### What to do:
Give only a number in reply. It should be how many lines in the records contain the string "Polygons".

---------------

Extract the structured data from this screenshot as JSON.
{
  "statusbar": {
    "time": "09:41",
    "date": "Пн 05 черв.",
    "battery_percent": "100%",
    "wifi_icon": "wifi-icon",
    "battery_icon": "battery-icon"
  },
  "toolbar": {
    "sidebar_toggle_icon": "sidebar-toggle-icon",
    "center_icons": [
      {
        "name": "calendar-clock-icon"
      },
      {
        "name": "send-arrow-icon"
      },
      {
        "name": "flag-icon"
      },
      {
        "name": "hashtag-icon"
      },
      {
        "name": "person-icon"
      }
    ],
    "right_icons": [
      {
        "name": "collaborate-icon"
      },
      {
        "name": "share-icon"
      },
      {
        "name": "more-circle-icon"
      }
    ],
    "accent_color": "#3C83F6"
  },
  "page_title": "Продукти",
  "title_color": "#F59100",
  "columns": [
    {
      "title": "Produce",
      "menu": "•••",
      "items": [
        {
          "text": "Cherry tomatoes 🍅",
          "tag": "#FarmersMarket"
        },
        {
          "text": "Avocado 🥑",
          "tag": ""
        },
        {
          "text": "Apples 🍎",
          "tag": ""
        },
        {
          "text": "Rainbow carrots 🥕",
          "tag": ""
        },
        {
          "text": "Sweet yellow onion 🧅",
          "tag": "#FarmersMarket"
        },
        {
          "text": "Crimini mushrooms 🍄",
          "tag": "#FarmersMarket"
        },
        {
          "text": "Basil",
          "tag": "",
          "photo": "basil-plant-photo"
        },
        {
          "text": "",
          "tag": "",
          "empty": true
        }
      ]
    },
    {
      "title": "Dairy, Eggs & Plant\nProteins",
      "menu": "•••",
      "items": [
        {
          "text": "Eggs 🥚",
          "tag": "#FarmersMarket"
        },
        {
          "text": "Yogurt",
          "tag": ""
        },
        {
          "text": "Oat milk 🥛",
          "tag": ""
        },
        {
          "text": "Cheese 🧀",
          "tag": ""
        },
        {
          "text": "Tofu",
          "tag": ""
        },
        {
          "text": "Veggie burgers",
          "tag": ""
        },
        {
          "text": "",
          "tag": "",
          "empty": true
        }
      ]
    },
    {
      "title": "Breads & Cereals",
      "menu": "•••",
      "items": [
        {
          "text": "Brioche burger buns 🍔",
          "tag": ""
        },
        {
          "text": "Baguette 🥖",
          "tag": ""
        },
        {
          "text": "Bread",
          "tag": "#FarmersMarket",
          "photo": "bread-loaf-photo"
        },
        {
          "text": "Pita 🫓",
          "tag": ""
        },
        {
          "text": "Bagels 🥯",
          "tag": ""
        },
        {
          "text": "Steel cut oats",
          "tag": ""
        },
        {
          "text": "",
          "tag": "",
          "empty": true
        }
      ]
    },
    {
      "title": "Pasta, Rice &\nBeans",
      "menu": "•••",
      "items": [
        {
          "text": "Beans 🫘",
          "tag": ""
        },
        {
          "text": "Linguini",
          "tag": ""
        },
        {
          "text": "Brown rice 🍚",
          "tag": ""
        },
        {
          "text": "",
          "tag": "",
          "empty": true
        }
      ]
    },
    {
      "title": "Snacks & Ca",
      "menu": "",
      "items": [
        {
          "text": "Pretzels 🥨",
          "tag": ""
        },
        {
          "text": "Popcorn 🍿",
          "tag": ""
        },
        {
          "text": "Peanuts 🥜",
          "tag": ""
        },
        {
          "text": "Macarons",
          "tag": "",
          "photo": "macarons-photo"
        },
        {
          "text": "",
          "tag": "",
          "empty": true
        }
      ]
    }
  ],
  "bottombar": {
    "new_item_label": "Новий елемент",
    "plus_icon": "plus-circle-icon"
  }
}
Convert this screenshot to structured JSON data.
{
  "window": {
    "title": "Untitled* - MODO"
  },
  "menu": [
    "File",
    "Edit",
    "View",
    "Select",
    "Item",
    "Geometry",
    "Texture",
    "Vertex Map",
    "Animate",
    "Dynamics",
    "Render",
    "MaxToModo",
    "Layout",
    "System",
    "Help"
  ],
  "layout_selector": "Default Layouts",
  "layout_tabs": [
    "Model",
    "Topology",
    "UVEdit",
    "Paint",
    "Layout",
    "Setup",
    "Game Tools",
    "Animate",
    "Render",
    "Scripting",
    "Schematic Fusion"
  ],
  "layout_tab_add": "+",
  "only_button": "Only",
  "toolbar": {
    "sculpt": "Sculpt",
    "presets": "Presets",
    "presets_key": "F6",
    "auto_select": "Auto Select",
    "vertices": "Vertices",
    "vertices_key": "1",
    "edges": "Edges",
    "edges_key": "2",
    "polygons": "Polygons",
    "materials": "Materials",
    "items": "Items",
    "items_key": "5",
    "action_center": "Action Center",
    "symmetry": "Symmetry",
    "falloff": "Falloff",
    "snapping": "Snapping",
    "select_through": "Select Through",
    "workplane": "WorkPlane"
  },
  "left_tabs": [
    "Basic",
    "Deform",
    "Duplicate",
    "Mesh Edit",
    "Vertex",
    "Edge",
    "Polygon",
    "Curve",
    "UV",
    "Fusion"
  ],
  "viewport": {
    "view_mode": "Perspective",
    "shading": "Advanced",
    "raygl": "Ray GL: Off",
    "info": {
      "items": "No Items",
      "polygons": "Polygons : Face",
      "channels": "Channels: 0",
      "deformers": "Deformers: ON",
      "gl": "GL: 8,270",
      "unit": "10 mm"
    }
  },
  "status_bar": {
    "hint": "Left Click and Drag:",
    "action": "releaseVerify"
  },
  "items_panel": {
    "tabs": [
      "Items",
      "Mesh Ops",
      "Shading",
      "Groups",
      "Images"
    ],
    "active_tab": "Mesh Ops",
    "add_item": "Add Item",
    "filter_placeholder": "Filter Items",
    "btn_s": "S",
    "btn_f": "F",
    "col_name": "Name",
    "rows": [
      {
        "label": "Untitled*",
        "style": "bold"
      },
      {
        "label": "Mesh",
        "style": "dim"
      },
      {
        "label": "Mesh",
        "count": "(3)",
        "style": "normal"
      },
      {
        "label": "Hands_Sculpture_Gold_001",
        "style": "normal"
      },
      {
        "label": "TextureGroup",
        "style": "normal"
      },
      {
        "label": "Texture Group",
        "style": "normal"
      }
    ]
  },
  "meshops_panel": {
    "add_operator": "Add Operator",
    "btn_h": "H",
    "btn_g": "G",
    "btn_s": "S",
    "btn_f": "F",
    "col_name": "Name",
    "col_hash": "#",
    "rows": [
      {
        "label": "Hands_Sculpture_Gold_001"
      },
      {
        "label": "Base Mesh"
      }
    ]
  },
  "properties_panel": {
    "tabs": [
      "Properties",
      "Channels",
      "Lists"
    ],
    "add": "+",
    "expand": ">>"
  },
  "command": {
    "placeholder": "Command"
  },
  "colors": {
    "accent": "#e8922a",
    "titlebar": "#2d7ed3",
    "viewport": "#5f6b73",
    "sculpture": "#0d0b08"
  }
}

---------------

### Solution:
2